# Example reaction–diffusion models

The `demo/models.yaml`

contains a number of simple reaction system and reaction–diffusion system models from the literature.

Note that the units of the quantities expressed in the models file are in counts, metres, and seconds; this leads to some very large or small quantities for typical cell volumes, such as the 25 µm^3 cells used in the Turing example below. This problem will be addressed in a future revision that includes general unit support. For single well-mixed volume simulations, a ‘unit’ volume allows rate constants to be considered to be in s^{-1}.

## Schnakenberg

An example demonstrating limit cycle behaviour, first raised in (Schnakenberg, 1979, p. 398). The rate constants and examples come from (Erban, Chapman, & Maini, 2007, p. 30), and have been chosen to demonstrate stochastic behaviour that differs qualitatively from that of the corresponding deterministic system of ODEs.

**Reaction system**

reaction | rate constants |
---|---|

2A + B → 3A |
k_{1}=4×10^{-5} s^{-1} |

∅ ⇄ A |
k_{2}=40 s^{-1}, k_{3}=10 s^{-1} |

∅ → B |
k_{4}=25 s^{-1} |

**Initial conditions**

species | concentration |
---|---|

A: |
10 |

B: |
10 |

## Schlögl

Single species model reaction model exhibiting bistable behaviour, as introduced by Schlögl in (Schlögl, 1972, p. 150) and discussed in (Erban et al., 2007, p. 29). The system exhibits two stable steady states with concentrations 100 and 400; stochastic simulation demonstrates spontaneous transition between these two states.

**Reaction system**

reaction | rate constants |
---|---|

2A ⇄ 3A |
k_{1}=0.18 s^{-1}, k_{2}=2.5×10^{-4} s^{-1} |

∅ ⇄ A |
k_{3}=2200 s^{-1}, k_{4}=37.5 s^{-1} |

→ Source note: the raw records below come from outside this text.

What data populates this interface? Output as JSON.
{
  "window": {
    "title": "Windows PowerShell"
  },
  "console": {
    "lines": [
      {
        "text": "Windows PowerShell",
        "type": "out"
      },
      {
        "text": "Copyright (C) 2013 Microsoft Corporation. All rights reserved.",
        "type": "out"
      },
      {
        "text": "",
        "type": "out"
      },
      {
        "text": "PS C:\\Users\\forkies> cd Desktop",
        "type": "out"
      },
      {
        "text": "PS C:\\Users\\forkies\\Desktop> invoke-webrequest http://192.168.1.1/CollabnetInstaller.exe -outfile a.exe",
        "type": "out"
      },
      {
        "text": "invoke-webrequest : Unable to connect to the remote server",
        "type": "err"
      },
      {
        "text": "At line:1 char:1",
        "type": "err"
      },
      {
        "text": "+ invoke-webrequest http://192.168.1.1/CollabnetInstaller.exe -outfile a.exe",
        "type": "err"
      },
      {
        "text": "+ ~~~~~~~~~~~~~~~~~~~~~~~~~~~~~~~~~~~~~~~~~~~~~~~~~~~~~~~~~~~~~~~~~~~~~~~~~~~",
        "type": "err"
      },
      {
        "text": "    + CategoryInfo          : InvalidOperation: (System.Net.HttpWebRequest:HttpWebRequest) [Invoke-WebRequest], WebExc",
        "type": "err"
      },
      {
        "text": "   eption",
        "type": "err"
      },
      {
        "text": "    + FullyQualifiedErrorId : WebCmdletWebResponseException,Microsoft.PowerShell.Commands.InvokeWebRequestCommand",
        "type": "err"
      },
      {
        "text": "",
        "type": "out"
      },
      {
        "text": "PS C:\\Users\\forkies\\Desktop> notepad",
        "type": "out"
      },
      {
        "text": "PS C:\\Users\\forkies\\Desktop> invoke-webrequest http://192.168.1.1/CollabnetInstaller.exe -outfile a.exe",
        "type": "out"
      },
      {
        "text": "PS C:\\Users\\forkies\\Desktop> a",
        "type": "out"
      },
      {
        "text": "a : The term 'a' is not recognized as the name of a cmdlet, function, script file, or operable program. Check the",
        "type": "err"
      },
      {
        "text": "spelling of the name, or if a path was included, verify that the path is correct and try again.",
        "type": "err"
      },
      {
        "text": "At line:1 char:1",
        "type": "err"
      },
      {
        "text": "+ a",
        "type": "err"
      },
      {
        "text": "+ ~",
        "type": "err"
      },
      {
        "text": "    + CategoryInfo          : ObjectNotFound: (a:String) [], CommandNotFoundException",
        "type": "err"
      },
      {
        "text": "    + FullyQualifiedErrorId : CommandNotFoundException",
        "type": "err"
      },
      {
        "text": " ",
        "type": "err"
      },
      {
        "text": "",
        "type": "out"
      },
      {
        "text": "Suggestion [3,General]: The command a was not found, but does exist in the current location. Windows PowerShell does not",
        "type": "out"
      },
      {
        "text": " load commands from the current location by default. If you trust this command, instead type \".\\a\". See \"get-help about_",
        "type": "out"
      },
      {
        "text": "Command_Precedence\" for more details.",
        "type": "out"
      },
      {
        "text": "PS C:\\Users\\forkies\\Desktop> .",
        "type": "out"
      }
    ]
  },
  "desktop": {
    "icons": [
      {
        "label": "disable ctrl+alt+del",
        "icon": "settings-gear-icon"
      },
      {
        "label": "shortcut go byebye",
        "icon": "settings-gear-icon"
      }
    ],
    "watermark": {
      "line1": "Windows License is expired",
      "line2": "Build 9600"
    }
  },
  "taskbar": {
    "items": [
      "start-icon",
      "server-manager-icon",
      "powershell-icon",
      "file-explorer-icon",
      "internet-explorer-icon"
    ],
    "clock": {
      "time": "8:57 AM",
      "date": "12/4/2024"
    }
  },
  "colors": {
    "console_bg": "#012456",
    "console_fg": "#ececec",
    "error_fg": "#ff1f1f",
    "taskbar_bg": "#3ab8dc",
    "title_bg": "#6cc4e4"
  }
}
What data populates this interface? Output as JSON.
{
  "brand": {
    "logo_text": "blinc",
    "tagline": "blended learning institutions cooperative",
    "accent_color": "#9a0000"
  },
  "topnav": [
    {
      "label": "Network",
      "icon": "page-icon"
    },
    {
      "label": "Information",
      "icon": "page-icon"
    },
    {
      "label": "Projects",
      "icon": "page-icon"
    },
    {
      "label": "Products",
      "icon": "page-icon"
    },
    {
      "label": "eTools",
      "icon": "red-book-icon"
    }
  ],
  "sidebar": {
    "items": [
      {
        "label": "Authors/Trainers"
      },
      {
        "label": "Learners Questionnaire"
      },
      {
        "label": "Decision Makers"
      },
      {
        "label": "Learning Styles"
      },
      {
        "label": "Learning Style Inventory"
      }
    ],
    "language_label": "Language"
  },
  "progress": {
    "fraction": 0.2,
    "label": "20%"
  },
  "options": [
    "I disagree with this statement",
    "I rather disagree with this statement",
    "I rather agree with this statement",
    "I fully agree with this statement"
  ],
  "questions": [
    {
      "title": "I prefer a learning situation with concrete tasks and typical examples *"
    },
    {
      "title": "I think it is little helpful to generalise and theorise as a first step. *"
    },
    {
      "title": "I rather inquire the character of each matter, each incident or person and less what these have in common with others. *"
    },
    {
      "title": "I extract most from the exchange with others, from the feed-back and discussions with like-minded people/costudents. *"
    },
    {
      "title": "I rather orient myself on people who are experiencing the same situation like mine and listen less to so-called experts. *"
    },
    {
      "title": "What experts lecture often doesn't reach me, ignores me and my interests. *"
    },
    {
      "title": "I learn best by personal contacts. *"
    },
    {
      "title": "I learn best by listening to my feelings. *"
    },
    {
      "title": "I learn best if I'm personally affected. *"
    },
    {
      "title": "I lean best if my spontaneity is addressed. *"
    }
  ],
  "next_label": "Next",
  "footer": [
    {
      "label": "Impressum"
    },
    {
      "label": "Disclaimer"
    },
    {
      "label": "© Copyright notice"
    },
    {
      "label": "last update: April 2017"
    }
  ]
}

Note that this description has rescaled the reaction constants from per-minute quantities to per-second quantities.

**Initial conditions**

species | concentration |
---|---|

A: |
0 |

## Turing

A reaction–diffusion model exhibiting spontaneous emergence of spatial inhomogeneity, based on Turing patterns (Turing, 1952). The example constructed in (Erban et al., 2007, p. 32) uses the Schnakenberg reaction system with rate constants described below, on a 1-D mesh of length 1 mm, divided into 40 equal sized compartments.

Note that the description in the paper expresses concentrations as counts per mesh element; the model implementation has 40 cells each of volume 25 µm^{3}, and the reaction rates below have been scaled accordingly.

**Reaction system**

reaction | rate constants |
---|---|

2A + B → 3A |
k_{1}=6.25×10^{-4} µm^{6}s^{-1} |

∅ ⇄ A |
k_{2}=0.04 µm^{3}·s^{-1}, k_{3}=0.02 s^{-1} |

∅ → B |
k_{4}=0.12 µm^{3}·s^{-1} |

**Diffusion coefficients**

species | diffusivity |
---|---|

A: |
10^{-5} mm^{2}·s^{-1} |

B: |
10^{-3} mm^{2}·s^{-1} |

**Initial conditions**

species | concentration |
---|---|

A: |
8 µm^{-3} |

B: |
0.12 µm^{-3} |

## References

Erban, R., Chapman, J., & Maini, P. (2007). A practical guide to stochastic simulations of reaction–diffusion processes. Retrieved from http://arxiv.org/abs/0704.1908v2

Schlögl, F. (1972). Chemical reaction models for non-equilibrium phase transitions. *Zeitscrift für Physik*, *253*(2), 147–161.

Schnakenberg, J. (1979). Simple chemical reaction systems with limit cycle behaviour. *Journal of Theoretical Biology*, *81*, 389–400.

Turing, A. M. (1952). The chemical basis of morphogenesis, *237*(541), 37–72.